*** Block opens ***
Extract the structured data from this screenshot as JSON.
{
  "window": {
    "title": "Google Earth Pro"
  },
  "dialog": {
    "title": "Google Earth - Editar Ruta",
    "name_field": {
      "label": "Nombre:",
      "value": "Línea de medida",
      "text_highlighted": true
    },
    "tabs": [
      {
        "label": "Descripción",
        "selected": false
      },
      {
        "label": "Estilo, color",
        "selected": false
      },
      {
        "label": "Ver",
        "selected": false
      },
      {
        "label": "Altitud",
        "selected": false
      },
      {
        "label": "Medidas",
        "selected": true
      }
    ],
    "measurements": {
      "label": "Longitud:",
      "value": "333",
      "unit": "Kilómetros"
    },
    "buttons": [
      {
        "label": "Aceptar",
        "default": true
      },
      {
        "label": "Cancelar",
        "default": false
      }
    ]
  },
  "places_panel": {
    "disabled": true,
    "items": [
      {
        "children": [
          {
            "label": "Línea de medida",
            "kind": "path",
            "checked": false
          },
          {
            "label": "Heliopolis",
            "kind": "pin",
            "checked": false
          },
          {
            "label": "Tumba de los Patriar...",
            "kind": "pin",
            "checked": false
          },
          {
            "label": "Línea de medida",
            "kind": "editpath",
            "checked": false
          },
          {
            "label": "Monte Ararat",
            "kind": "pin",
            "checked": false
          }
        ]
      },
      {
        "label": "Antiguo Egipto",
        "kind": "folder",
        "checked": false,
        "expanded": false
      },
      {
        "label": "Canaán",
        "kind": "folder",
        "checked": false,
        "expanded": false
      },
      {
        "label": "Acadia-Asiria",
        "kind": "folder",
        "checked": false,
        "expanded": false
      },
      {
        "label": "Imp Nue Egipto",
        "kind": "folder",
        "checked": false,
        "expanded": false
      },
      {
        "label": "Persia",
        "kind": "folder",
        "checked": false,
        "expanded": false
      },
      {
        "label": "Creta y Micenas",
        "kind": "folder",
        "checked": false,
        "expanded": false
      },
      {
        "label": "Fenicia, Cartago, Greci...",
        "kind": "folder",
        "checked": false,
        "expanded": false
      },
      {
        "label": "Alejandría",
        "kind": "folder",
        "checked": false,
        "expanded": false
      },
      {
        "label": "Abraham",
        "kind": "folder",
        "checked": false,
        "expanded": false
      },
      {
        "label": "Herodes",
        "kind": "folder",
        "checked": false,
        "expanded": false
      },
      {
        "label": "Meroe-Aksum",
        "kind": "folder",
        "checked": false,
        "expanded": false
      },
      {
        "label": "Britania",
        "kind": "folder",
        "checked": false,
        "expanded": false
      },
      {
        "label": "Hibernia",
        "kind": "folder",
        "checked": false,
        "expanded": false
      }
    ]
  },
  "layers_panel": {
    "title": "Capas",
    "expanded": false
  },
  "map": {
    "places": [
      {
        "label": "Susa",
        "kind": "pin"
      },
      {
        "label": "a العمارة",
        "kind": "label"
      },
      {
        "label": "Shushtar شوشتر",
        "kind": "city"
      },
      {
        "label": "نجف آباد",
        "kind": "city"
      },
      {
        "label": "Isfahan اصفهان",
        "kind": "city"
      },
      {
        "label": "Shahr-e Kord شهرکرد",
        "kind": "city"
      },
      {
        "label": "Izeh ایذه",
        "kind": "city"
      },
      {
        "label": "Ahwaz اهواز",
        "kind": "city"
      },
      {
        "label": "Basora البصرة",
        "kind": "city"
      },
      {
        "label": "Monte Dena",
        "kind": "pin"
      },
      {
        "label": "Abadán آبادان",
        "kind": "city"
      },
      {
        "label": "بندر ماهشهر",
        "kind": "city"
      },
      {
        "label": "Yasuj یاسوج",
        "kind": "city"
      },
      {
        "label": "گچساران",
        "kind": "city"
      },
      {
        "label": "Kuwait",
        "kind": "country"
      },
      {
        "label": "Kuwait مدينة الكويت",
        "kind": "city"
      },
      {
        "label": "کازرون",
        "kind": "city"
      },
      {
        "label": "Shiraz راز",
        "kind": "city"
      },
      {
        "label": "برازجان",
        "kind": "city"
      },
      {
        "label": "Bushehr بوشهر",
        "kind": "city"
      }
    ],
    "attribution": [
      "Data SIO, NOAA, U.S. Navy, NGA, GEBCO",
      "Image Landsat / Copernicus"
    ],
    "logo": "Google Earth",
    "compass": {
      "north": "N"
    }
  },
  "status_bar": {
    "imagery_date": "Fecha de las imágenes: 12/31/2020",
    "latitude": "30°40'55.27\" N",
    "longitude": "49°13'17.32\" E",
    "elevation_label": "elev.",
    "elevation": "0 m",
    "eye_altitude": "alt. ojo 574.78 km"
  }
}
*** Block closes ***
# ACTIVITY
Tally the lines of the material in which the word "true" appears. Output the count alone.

# ANSWER SPACE
4